It seemed fitting that today, on Lincoln’s birthday, my husband and I were out knocking on people’s doors and/or putting fliers in their mailboxes to alert them of an imminent environmental problem in our neighborhood. Since the election of Trump I have actively participated in signing petitions, sending emails, and showing up at local demonstrations related to government issues. But this local issue is near and dear to my heart, and truth be told, I am tired of allowing Trump to take over my life. Exhausted, in fact. And the local issue demands immediate action.
So there we were walking around the area in which we live to disperse the one hundred 2-page fliers my husband had created. At first it felt odd to be doing this, but then we really got into the rhythm of it. And besides, the walking we were doing counted toward my daily walk! As we walked along the narrow roads adjacent to our harbor, and up and down the lanes of our neighborhood I had a close-up look at many of the homes that we don’t pay much attention to as we drive past them every day. The act of walking and delivering the petitions made me feel more connected to the local residents than I usually do. This is a sizable town, and although we have friends, it’s a big enough place to feel a bit isolated from most of the population.
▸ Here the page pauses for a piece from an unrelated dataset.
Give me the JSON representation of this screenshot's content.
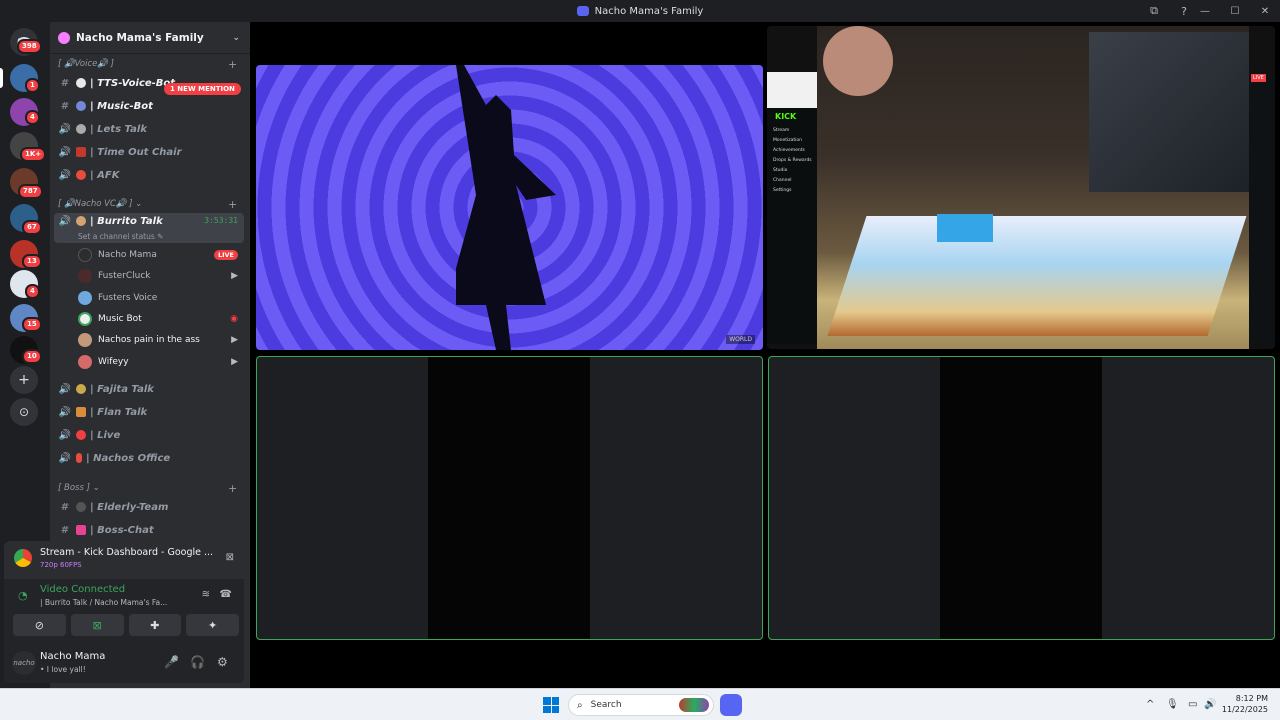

Our mission was to alert the people who live in our area to the encroaching overdevelopment of multi-story, must-use apartment buildings which will seriously affect the quality of life here. We live very close to a harbor surrounded by fragile wetlands. Whenever we have a serious rainfall, local businesses and residents’ basements are prone to flooding, and at times our main road has actually flooded to the point where cars can and do get stranded. This despite the fact that the New York State spent millions of dollars on a flooding-remediation project within the past few years.
The proposals to continue to build on and near this land will bring us beyond a tipping point of saving this environmentally sensitive area. As it is, the runoff from local residents’ lawns and local streets feeds an enormous amount of pollution into the harbor already. Paving over everything within a mile of the harbor will cause this runoff to increase in volume and the increasing population density will put the final seal on this lovely harbor. As a bird watcher I am also aware of how what we do on the ground and in the nearby waters affects the local bird population. It is fairly recent that ospreys have staged a comeback from near extinction due to spraying pesticides in the wetlands to fight the mosquitos, an action which also pretty much killed the local lobster population.
As a lifelong resident of this coastal area on Long Island, it breaks my heart to think that our town is allowing developers to run amuck and build wherever they can find a parcel of land to do so. In addition to distributing the fliers, we plan to attend a local zoning-board hearing on Thursday night to express our tremendous dissatisfaction with the plans for further development. And so, it’s back to the streets to fight this sad state of affairs. Back in the late 60’s and 70’s I never dreamed I’d still be marching in the streets, making signs and protesting. Nor did I ever dream that I would become an avid user of digital technology to connect with like-minded people. That said, I still believe in the power of face-to-face, door-to-door conversations. The few people we spoke with who were home today were very civil and supportive.
Being an activist is not a choice for me. If there’s a cause I feel strongly about, I will want to speak out for or against it. I also believe that if you’re going to talk the talk, you must walk the walk. And that is exactly how I spent my afternoon. Walking the walk…but this time as a senior activist!